WORK TASK:
Your copy should match the records exactly, except that no pictures appear in it.

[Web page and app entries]

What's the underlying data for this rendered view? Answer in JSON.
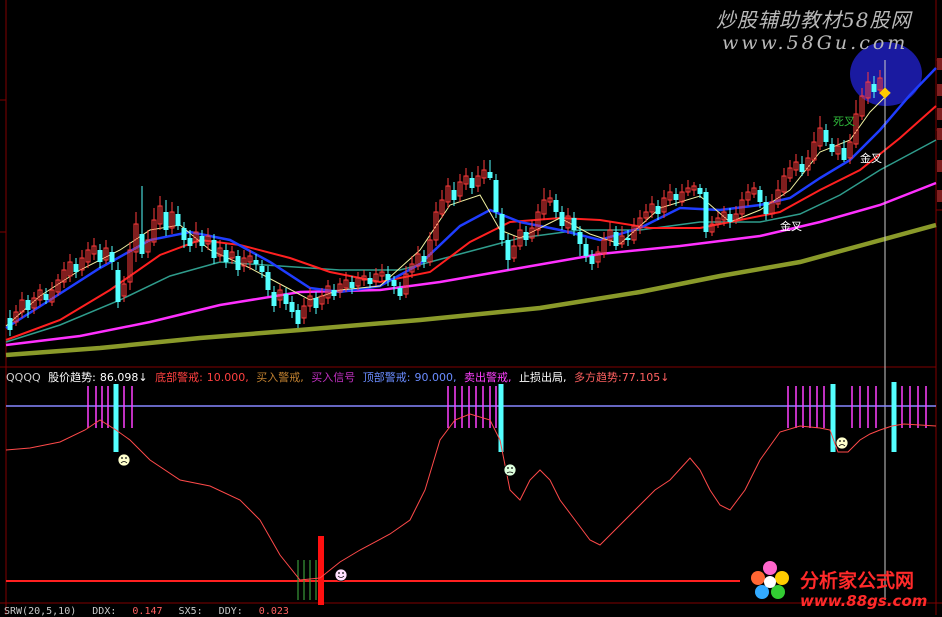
{
  "watermark": {
    "line1": "炒股辅助教材58股网",
    "line2": "www.58Gu.com"
  },
  "indicator_header": {
    "id": "QQQQ",
    "trend_label": "股价趋势:",
    "trend_value": "86.098",
    "trend_arrow": "↓",
    "bottom_warn": "底部警戒:",
    "bottom_warn_value": "10.000,",
    "buy_warn": "买入警戒,",
    "buy_signal": "买入信号",
    "top_warn": "顶部警戒:",
    "top_warn_value": "90.000,",
    "sell_warn": "卖出警戒,",
    "stop_loss": "止损出局,",
    "bull_trend": "多方趋势:",
    "bull_value": "77.105",
    "bull_arrow": "↓"
  },
  "annotations": {
    "golden_cross_1": "金叉",
    "golden_cross_2": "金叉",
    "dead_cross": "死叉"
  },
  "bottom_bar": {
    "a": "SRW(20,5,10)",
    "b": "DDX:",
    "c": "0.147",
    "d": "SX5:",
    "e": "DDY:",
    "f": "0.023"
  },
  "logo": {
    "name": "分析家公式网",
    "url": "www.88gs.com"
  },
  "colors": {
    "background": "#000000",
    "up_candle": "#ff3b3b",
    "down_candle": "#54ffff",
    "ma_white": "#f0f0a0",
    "ma_blue": "#1f3dff",
    "ma_red": "#ff2020",
    "ma_teal": "#2f9c8c",
    "ma_magenta": "#ff30ff",
    "ma_olive": "#8a9a2a",
    "trend_line": "#ff4a4a",
    "top_line": "#8888ff",
    "bottom_line": "#ff2020"
  }
}
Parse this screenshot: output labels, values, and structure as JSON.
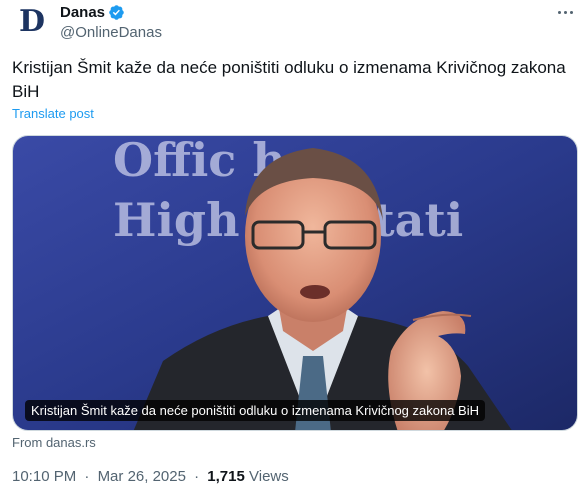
{
  "account": {
    "avatar_letter": "D",
    "display_name": "Danas",
    "handle": "@OnlineDanas",
    "verified": true
  },
  "post": {
    "text": "Kristijan Šmit kaže da neće poništiti odluku o izmenama Krivičnog zakona BiH",
    "translate_label": "Translate post"
  },
  "card": {
    "background_text_line1": "Offic  he",
    "background_text_line2": "High  esentati",
    "caption": "Kristijan Šmit kaže da neće poništiti odluku o izmenama Krivičnog zakona BiH",
    "source": "From danas.rs"
  },
  "meta": {
    "time": "10:10 PM",
    "date": "Mar 26, 2025",
    "separator": "·",
    "views_count": "1,715",
    "views_label": "Views"
  },
  "colors": {
    "accent": "#1d9bf0",
    "backdrop": "#2a3a8c",
    "secondary_text": "#536471"
  }
}
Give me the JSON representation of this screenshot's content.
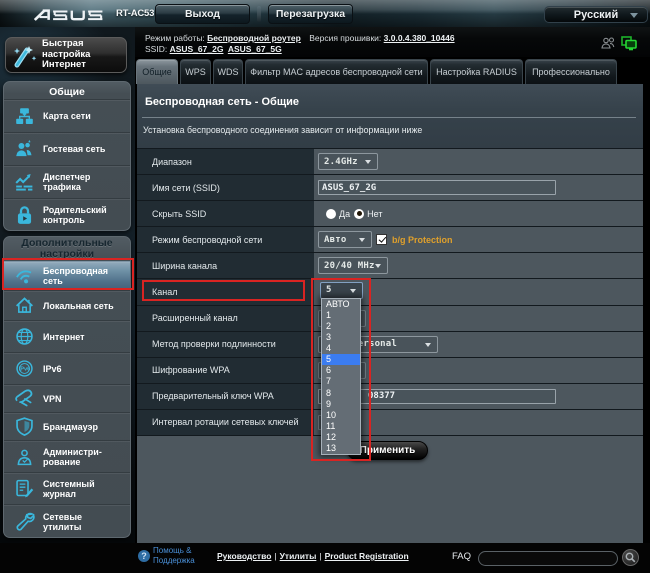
{
  "topbar": {
    "brand": "ASUS",
    "model": "RT-AC53",
    "logout_label": "Выход",
    "reboot_label": "Перезагрузка",
    "language": "Русский"
  },
  "infobar": {
    "mode_label": "Режим работы:",
    "mode_value": "Беспроводной роутер",
    "firmware_label": "Версия прошивки:",
    "firmware_value": "3.0.0.4.380_10446",
    "ssid_label": "SSID:",
    "ssid_2g": "ASUS_67_2G",
    "ssid_5g": "ASUS_67_5G",
    "icons": [
      "clients-icon",
      "wired-clients-icon"
    ]
  },
  "tabs": [
    {
      "label": "Общие",
      "active": true
    },
    {
      "label": "WPS",
      "active": false
    },
    {
      "label": "WDS",
      "active": false
    },
    {
      "label": "Фильтр MAC адресов беспроводной сети",
      "active": false
    },
    {
      "label": "Настройка RADIUS",
      "active": false
    },
    {
      "label": "Профессионально",
      "active": false
    }
  ],
  "sidebar": {
    "quick_setup": "Быстрая настройка Интернет",
    "quick_setup_lines": [
      "Быстрая",
      "настройка",
      "Интернет"
    ],
    "sections": [
      {
        "title": "Общие",
        "title_style": "light",
        "items": [
          {
            "label": "Карта сети",
            "icon": "network-map-icon"
          },
          {
            "label": "Гостевая сеть",
            "icon": "guest-network-icon"
          },
          {
            "label": "Диспетчер трафика",
            "icon": "traffic-manager-icon",
            "two_lines": [
              "Диспетчер",
              "трафика"
            ]
          },
          {
            "label": "Родительский контроль",
            "icon": "parental-control-icon",
            "two_lines": [
              "Родительский",
              "контроль"
            ]
          }
        ]
      },
      {
        "title": "Дополнительные настройки",
        "title_style": "dark",
        "title_lines": [
          "Дополнительные",
          "настройки"
        ],
        "items": [
          {
            "label": "Беспроводная сеть",
            "icon": "wireless-icon",
            "selected": true,
            "two_lines": [
              "Беспроводная",
              "сеть"
            ]
          },
          {
            "label": "Локальная сеть",
            "icon": "lan-icon"
          },
          {
            "label": "Интернет",
            "icon": "wan-icon"
          },
          {
            "label": "IPv6",
            "icon": "ipv6-icon"
          },
          {
            "label": "VPN",
            "icon": "vpn-icon"
          },
          {
            "label": "Брандмауэр",
            "icon": "firewall-icon"
          },
          {
            "label": "Администрирование",
            "icon": "administration-icon",
            "two_lines": [
              "Администри-",
              "рование"
            ]
          },
          {
            "label": "Системный журнал",
            "icon": "system-log-icon",
            "two_lines": [
              "Системный",
              "журнал"
            ]
          },
          {
            "label": "Сетевые утилиты",
            "icon": "network-tools-icon",
            "two_lines": [
              "Сетевые",
              "утилиты"
            ]
          }
        ]
      }
    ]
  },
  "content": {
    "title": "Беспроводная сеть - Общие",
    "description": "Установка беспроводного соединения зависит от информации ниже",
    "apply_label": "Применить",
    "rows": [
      {
        "label": "Диапазон",
        "control": {
          "type": "select",
          "value": "2.4GHz"
        }
      },
      {
        "label": "Имя сети (SSID)",
        "control": {
          "type": "input",
          "value": "ASUS_67_2G"
        }
      },
      {
        "label": "Скрыть SSID",
        "control": {
          "type": "radios",
          "options": [
            {
              "label": "Да",
              "selected": false
            },
            {
              "label": "Нет",
              "selected": true
            }
          ]
        }
      },
      {
        "label": "Режим беспроводной сети",
        "control": {
          "type": "select",
          "value": "Авто"
        },
        "extra": {
          "type": "checkbox",
          "checked": true,
          "label": "b/g Protection",
          "label_color": "#dfa02c"
        }
      },
      {
        "label": "Ширина канала",
        "control": {
          "type": "select",
          "value": "20/40 MHz"
        }
      },
      {
        "label": "Канал",
        "control": {
          "type": "select",
          "value": "5",
          "focused": true,
          "open": true
        }
      },
      {
        "label": "Расширенный канал",
        "control": {
          "type": "select",
          "value": ""
        }
      },
      {
        "label": "Метод проверки подлинности",
        "control": {
          "type": "select",
          "value": "WPA2-Personal"
        }
      },
      {
        "label": "Шифрование WPA",
        "control": {
          "type": "select",
          "value": ""
        }
      },
      {
        "label": "Предварительный ключ WPA",
        "control": {
          "type": "input",
          "value": "08377",
          "partially_hidden": true
        }
      },
      {
        "label": "Интервал ротации сетевых ключей",
        "control": {
          "type": "input",
          "value": ""
        }
      }
    ]
  },
  "channel_dropdown": {
    "options": [
      "АВТО",
      "1",
      "2",
      "3",
      "4",
      "5",
      "6",
      "7",
      "8",
      "9",
      "10",
      "11",
      "12",
      "13"
    ],
    "selected": "5"
  },
  "annotations": {
    "color": "#d92422",
    "rects": [
      "sidebar-wireless",
      "channel-label",
      "channel-dropdown"
    ]
  },
  "footer": {
    "help_icon": "?",
    "help_lines": [
      "Помощь &",
      "Поддержка"
    ],
    "links": [
      "Руководство",
      "Утилиты",
      "Product Registration"
    ],
    "faq_label": "FAQ",
    "faq_value": ""
  }
}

ANSWER BOX:
What's the underlying data for this rendered view? Answer in JSON.
{
  "watermark": {
    "line1": "炒股辅助教材58股网",
    "line2": "www.58Gu.com"
  },
  "indicator_header": {
    "id": "QQQQ",
    "trend_label": "股价趋势:",
    "trend_value": "86.098",
    "trend_arrow": "↓",
    "bottom_warn": "底部警戒:",
    "bottom_warn_value": "10.000,",
    "buy_warn": "买入警戒,",
    "buy_signal": "买入信号",
    "top_warn": "顶部警戒:",
    "top_warn_value": "90.000,",
    "sell_warn": "卖出警戒,",
    "stop_loss": "止损出局,",
    "bull_trend": "多方趋势:",
    "bull_value": "77.105",
    "bull_arrow": "↓"
  },
  "annotations": {
    "golden_cross_1": "金叉",
    "golden_cross_2": "金叉",
    "dead_cross": "死叉"
  },
  "bottom_bar": {
    "a": "SRW(20,5,10)",
    "b": "DDX:",
    "c": "0.147",
    "d": "SX5:",
    "e": "DDY:",
    "f": "0.023"
  },
  "logo": {
    "name": "分析家公式网",
    "url": "www.88gs.com"
  },
  "colors": {
    "background": "#000000",
    "up_candle": "#ff3b3b",
    "down_candle": "#54ffff",
    "ma_white": "#f0f0a0",
    "ma_blue": "#1f3dff",
    "ma_red": "#ff2020",
    "ma_teal": "#2f9c8c",
    "ma_magenta": "#ff30ff",
    "ma_olive": "#8a9a2a",
    "trend_line": "#ff4a4a",
    "top_line": "#8888ff",
    "bottom_line": "#ff2020"
  }
}
Parse this screenshot: output labels, values, and structure as JSON.
{
  "account": {
    "avatar_letter": "D",
    "display_name": "Danas",
    "handle": "@OnlineDanas",
    "verified": true
  },
  "post": {
    "text": "Kristijan Šmit kaže da neće poništiti odluku o izmenama Krivičnog zakona BiH",
    "translate_label": "Translate post"
  },
  "card": {
    "background_text_line1": "Offic  he",
    "background_text_line2": "High  esentati",
    "caption": "Kristijan Šmit kaže da neće poništiti odluku o izmenama Krivičnog zakona BiH",
    "source": "From danas.rs"
  },
  "meta": {
    "time": "10:10 PM",
    "date": "Mar 26, 2025",
    "separator": "·",
    "views_count": "1,715",
    "views_label": "Views"
  },
  "colors": {
    "accent": "#1d9bf0",
    "backdrop": "#2a3a8c",
    "secondary_text": "#536471"
  }
}
Give me the JSON representation of this screenshot's content.
{
  "topbar": {
    "brand": "ASUS",
    "model": "RT-AC53",
    "logout_label": "Выход",
    "reboot_label": "Перезагрузка",
    "language": "Русский"
  },
  "infobar": {
    "mode_label": "Режим работы:",
    "mode_value": "Беспроводной роутер",
    "firmware_label": "Версия прошивки:",
    "firmware_value": "3.0.0.4.380_10446",
    "ssid_label": "SSID:",
    "ssid_2g": "ASUS_67_2G",
    "ssid_5g": "ASUS_67_5G",
    "icons": [
      "clients-icon",
      "wired-clients-icon"
    ]
  },
  "tabs": [
    {
      "label": "Общие",
      "active": true
    },
    {
      "label": "WPS",
      "active": false
    },
    {
      "label": "WDS",
      "active": false
    },
    {
      "label": "Фильтр MAC адресов беспроводной сети",
      "active": false
    },
    {
      "label": "Настройка RADIUS",
      "active": false
    },
    {
      "label": "Профессионально",
      "active": false
    }
  ],
  "sidebar": {
    "quick_setup": "Быстрая настройка Интернет",
    "quick_setup_lines": [
      "Быстрая",
      "настройка",
      "Интернет"
    ],
    "sections": [
      {
        "title": "Общие",
        "title_style": "light",
        "items": [
          {
            "label": "Карта сети",
            "icon": "network-map-icon"
          },
          {
            "label": "Гостевая сеть",
            "icon": "guest-network-icon"
          },
          {
            "label": "Диспетчер трафика",
            "icon": "traffic-manager-icon",
            "two_lines": [
              "Диспетчер",
              "трафика"
            ]
          },
          {
            "label": "Родительский контроль",
            "icon": "parental-control-icon",
            "two_lines": [
              "Родительский",
              "контроль"
            ]
          }
        ]
      },
      {
        "title": "Дополнительные настройки",
        "title_style": "dark",
        "title_lines": [
          "Дополнительные",
          "настройки"
        ],
        "items": [
          {
            "label": "Беспроводная сеть",
            "icon": "wireless-icon",
            "selected": true,
            "two_lines": [
              "Беспроводная",
              "сеть"
            ]
          },
          {
            "label": "Локальная сеть",
            "icon": "lan-icon"
          },
          {
            "label": "Интернет",
            "icon": "wan-icon"
          },
          {
            "label": "IPv6",
            "icon": "ipv6-icon"
          },
          {
            "label": "VPN",
            "icon": "vpn-icon"
          },
          {
            "label": "Брандмауэр",
            "icon": "firewall-icon"
          },
          {
            "label": "Администрирование",
            "icon": "administration-icon",
            "two_lines": [
              "Администри-",
              "рование"
            ]
          },
          {
            "label": "Системный журнал",
            "icon": "system-log-icon",
            "two_lines": [
              "Системный",
              "журнал"
            ]
          },
          {
            "label": "Сетевые утилиты",
            "icon": "network-tools-icon",
            "two_lines": [
              "Сетевые",
              "утилиты"
            ]
          }
        ]
      }
    ]
  },
  "content": {
    "title": "Беспроводная сеть - Общие",
    "description": "Установка беспроводного соединения зависит от информации ниже",
    "apply_label": "Применить",
    "rows": [
      {
        "label": "Диапазон",
        "control": {
          "type": "select",
          "value": "2.4GHz"
        }
      },
      {
        "label": "Имя сети (SSID)",
        "control": {
          "type": "input",
          "value": "ASUS_67_2G"
        }
      },
      {
        "label": "Скрыть SSID",
        "control": {
          "type": "radios",
          "options": [
            {
              "label": "Да",
              "selected": false
            },
            {
              "label": "Нет",
              "selected": true
            }
          ]
        }
      },
      {
        "label": "Режим беспроводной сети",
        "control": {
          "type": "select",
          "value": "Авто"
        },
        "extra": {
          "type": "checkbox",
          "checked": true,
          "label": "b/g Protection",
          "label_color": "#dfa02c"
        }
      },
      {
        "label": "Ширина канала",
        "control": {
          "type": "select",
          "value": "20/40 MHz"
        }
      },
      {
        "label": "Канал",
        "control": {
          "type": "select",
          "value": "5",
          "focused": true,
          "open": true
        }
      },
      {
        "label": "Расширенный канал",
        "control": {
          "type": "select",
          "value": ""
        }
      },
      {
        "label": "Метод проверки подлинности",
        "control": {
          "type": "select",
          "value": "WPA2-Personal"
        }
      },
      {
        "label": "Шифрование WPA",
        "control": {
          "type": "select",
          "value": ""
        }
      },
      {
        "label": "Предварительный ключ WPA",
        "control": {
          "type": "input",
          "value": "08377",
          "partially_hidden": true
        }
      },
      {
        "label": "Интервал ротации сетевых ключей",
        "control": {
          "type": "input",
          "value": ""
        }
      }
    ]
  },
  "channel_dropdown": {
    "options": [
      "АВТО",
      "1",
      "2",
      "3",
      "4",
      "5",
      "6",
      "7",
      "8",
      "9",
      "10",
      "11",
      "12",
      "13"
    ],
    "selected": "5"
  },
  "annotations": {
    "color": "#d92422",
    "rects": [
      "sidebar-wireless",
      "channel-label",
      "channel-dropdown"
    ]
  },
  "footer": {
    "help_icon": "?",
    "help_lines": [
      "Помощь &",
      "Поддержка"
    ],
    "links": [
      "Руководство",
      "Утилиты",
      "Product Registration"
    ],
    "faq_label": "FAQ",
    "faq_value": ""
  }
}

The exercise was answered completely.